Skip to content
Browser not supported. Not optimized for Internet Explorer 11. To get the best possible experience using this site we recommend you use the latest versions of Microsoft Edge, Chrome or Firefox.
Skip to navigation

Mothers and babies

Birth–1 year


Increasing the proportion of Aboriginal and Torres Strait Islander babies with a healthy birthweight to 91% by 2031, is one of the targets in the National Agreement on Closing the Gap.

Note: For this target, only liveborn singleton babies are included.

In 2019, among the 17,406 liveborn singleton Indigenous babies:

  • 9.2% were born with a low birthweight.
  • 90% were born with a healthy birthweight.
  • 1.2% were born with a high birthweight.

AIHW analysis indicates that prevention of smoking and poor nutrition of women, and improving access to antenatal care, are key to improving the birthweight of Indigenous babies.
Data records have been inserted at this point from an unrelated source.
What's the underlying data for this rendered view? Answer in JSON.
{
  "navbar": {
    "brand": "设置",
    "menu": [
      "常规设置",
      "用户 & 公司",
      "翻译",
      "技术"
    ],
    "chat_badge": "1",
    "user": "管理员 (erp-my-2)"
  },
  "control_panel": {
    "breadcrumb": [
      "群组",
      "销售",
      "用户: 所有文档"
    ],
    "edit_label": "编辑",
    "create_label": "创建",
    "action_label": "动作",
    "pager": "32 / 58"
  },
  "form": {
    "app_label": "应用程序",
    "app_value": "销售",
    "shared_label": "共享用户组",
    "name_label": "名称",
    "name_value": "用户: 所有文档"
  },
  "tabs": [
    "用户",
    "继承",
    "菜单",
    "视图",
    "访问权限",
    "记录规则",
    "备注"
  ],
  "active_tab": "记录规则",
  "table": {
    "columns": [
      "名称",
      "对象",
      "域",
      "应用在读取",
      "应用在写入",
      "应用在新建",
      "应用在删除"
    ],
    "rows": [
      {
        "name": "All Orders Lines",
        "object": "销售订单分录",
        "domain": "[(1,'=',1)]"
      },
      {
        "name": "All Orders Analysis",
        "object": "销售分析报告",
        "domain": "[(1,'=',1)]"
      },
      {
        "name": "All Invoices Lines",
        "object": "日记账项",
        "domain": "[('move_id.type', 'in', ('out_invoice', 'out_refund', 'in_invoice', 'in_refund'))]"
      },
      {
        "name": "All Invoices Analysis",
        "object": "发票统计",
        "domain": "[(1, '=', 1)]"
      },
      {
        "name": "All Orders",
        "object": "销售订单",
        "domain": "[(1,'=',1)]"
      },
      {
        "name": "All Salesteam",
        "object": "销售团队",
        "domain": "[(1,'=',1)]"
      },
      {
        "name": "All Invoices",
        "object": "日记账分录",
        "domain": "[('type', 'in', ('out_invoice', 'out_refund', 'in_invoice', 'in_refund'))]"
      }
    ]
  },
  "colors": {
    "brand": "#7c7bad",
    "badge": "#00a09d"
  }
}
For more information see Key factors contributing to low birthweight of Aboriginal and Torres Strait Islander babies.

Further data disaggregation is based on analysis that includes multiple births. There were no substantial differences in birthweight outcomes between Indigenous babies (may have a non‑Indigenous mother) and babies born to Indigenous mothers (Figure MB 8a).

In 2020, among babies born with a healthy birthweight to Indigenous mothers:

  • 19% (2,771) weighed between 2,500 and 2,999 grams.
  • 33% (4,821) weighed between 3,000 and 3,499 grams.
  • 26% (3,754) weighed between 3,500 and 3,999 grams.
  • 8% (1,148) weighed between 4,000 and 4,499 grams (Figure MB 8b).

The rate of low birthweight babies was higher for Indigenous women who reported smoking during pregnancy than for those who had not smoked. In 2019, 15% of babies born to Indigenous women who reported smoking were of low birthweight, compared with 7.0% among Indigenous women who did not smoke (Figure MB 9).